**BRIEF:**
Scan the data. Collect each line that contains the word "label".

_ _ _ _ _

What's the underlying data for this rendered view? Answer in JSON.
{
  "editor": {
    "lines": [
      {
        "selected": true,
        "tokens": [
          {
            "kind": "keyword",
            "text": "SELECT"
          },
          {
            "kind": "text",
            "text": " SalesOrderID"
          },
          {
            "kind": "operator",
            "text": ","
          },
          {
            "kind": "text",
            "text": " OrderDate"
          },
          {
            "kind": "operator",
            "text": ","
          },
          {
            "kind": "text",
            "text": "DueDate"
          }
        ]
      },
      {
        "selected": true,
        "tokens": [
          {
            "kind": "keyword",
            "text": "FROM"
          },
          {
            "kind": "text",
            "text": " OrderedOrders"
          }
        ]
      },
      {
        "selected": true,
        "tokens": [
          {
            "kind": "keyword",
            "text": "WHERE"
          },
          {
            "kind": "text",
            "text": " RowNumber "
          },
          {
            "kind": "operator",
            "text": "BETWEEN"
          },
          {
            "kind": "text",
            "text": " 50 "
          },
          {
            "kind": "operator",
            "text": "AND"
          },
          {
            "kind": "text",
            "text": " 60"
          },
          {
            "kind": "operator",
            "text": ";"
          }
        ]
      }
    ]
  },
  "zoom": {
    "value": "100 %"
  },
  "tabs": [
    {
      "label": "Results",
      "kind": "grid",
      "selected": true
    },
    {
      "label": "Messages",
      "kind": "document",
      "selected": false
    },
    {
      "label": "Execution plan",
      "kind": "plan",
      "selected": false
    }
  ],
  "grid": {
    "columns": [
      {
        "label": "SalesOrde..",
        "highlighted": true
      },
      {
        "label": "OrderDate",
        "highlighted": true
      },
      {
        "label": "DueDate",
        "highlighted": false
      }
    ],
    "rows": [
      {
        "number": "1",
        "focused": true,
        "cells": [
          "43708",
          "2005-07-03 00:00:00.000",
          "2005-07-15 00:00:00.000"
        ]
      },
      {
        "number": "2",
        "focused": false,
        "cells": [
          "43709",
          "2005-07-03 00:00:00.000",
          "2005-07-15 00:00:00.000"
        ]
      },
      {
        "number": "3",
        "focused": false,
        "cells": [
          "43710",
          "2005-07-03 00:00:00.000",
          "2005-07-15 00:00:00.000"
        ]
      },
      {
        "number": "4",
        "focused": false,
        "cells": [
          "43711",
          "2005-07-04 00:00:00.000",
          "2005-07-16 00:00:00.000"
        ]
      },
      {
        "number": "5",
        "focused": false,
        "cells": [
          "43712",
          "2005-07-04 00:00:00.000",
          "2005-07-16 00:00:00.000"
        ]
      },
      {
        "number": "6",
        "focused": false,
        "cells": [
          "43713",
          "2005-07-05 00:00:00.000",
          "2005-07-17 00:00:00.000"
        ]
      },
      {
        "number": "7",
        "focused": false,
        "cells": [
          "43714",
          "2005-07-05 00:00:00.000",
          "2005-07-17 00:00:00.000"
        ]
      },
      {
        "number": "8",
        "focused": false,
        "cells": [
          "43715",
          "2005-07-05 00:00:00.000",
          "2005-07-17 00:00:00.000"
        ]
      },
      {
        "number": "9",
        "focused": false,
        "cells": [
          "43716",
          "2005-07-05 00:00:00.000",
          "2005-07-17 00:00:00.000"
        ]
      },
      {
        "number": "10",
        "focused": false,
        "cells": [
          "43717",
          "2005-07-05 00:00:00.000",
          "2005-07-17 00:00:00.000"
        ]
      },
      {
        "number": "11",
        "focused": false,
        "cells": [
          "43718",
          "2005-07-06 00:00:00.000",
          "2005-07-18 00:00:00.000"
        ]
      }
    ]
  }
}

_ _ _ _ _

**ANSWER SPACE:**
      "label": "Results",
      "label": "Messages",
      "label": "Execution plan",
        "label": "SalesOrde..",
        "label": "OrderDate",
        "label": "DueDate",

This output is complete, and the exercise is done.